PROMPT:
Write every line below out again exactly, images omitted.

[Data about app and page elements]
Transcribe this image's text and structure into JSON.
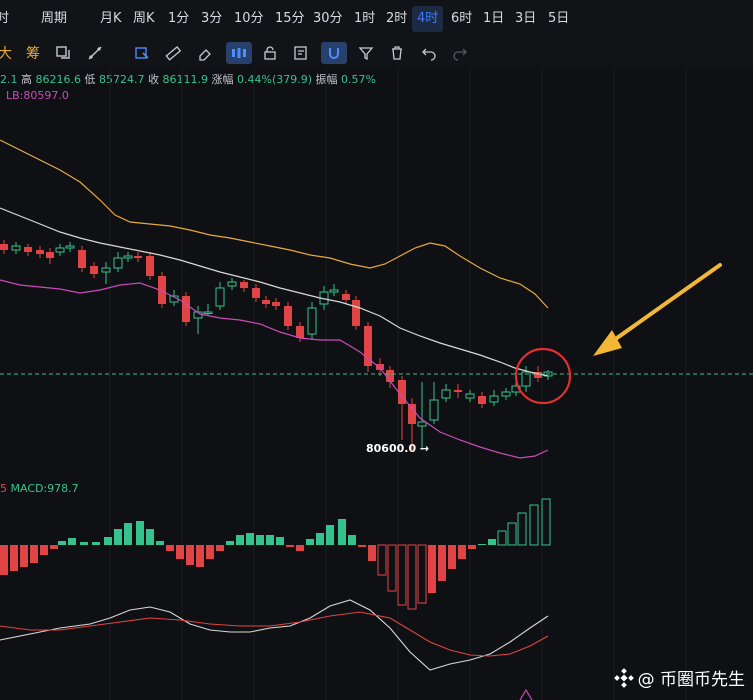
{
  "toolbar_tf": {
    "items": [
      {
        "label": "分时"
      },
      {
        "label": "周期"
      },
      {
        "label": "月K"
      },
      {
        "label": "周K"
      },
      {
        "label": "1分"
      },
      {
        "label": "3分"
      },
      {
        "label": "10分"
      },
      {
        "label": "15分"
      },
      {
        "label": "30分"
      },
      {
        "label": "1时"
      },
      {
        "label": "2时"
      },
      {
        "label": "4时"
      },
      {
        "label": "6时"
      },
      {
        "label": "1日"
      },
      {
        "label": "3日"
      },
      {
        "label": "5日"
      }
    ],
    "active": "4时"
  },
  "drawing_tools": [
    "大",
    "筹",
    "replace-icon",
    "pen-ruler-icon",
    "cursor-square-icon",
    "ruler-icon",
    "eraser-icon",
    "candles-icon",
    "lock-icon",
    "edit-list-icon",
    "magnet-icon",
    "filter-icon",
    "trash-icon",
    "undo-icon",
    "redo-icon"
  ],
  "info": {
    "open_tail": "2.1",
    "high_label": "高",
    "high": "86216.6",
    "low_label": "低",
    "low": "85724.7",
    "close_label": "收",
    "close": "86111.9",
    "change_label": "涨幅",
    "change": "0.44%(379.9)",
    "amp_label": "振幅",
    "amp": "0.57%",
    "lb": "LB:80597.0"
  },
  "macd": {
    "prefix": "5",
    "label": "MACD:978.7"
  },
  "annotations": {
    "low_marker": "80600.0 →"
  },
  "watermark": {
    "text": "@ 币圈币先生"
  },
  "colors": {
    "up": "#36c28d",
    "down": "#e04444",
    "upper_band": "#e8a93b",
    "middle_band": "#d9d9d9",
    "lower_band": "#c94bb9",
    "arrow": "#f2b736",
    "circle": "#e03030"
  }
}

OUTPUT:
Transcribe this image's text and structure into JSON.
{
  "toolbar_tf": {
    "items": [
      {
        "label": "分时"
      },
      {
        "label": "周期"
      },
      {
        "label": "月K"
      },
      {
        "label": "周K"
      },
      {
        "label": "1分"
      },
      {
        "label": "3分"
      },
      {
        "label": "10分"
      },
      {
        "label": "15分"
      },
      {
        "label": "30分"
      },
      {
        "label": "1时"
      },
      {
        "label": "2时"
      },
      {
        "label": "4时"
      },
      {
        "label": "6时"
      },
      {
        "label": "1日"
      },
      {
        "label": "3日"
      },
      {
        "label": "5日"
      }
    ],
    "active": "4时"
  },
  "drawing_tools": [
    "大",
    "筹",
    "replace-icon",
    "pen-ruler-icon",
    "cursor-square-icon",
    "ruler-icon",
    "eraser-icon",
    "candles-icon",
    "lock-icon",
    "edit-list-icon",
    "magnet-icon",
    "filter-icon",
    "trash-icon",
    "undo-icon",
    "redo-icon"
  ],
  "info": {
    "open_tail": "2.1",
    "high_label": "高",
    "high": "86216.6",
    "low_label": "低",
    "low": "85724.7",
    "close_label": "收",
    "close": "86111.9",
    "change_label": "涨幅",
    "change": "0.44%(379.9)",
    "amp_label": "振幅",
    "amp": "0.57%",
    "lb": "LB:80597.0"
  },
  "macd": {
    "prefix": "5",
    "label": "MACD:978.7"
  },
  "annotations": {
    "low_marker": "80600.0 →"
  },
  "watermark": {
    "text": "@ 币圈币先生"
  },
  "colors": {
    "up": "#36c28d",
    "down": "#e04444",
    "upper_band": "#e8a93b",
    "middle_band": "#d9d9d9",
    "lower_band": "#c94bb9",
    "arrow": "#f2b736",
    "circle": "#e03030"
  }
}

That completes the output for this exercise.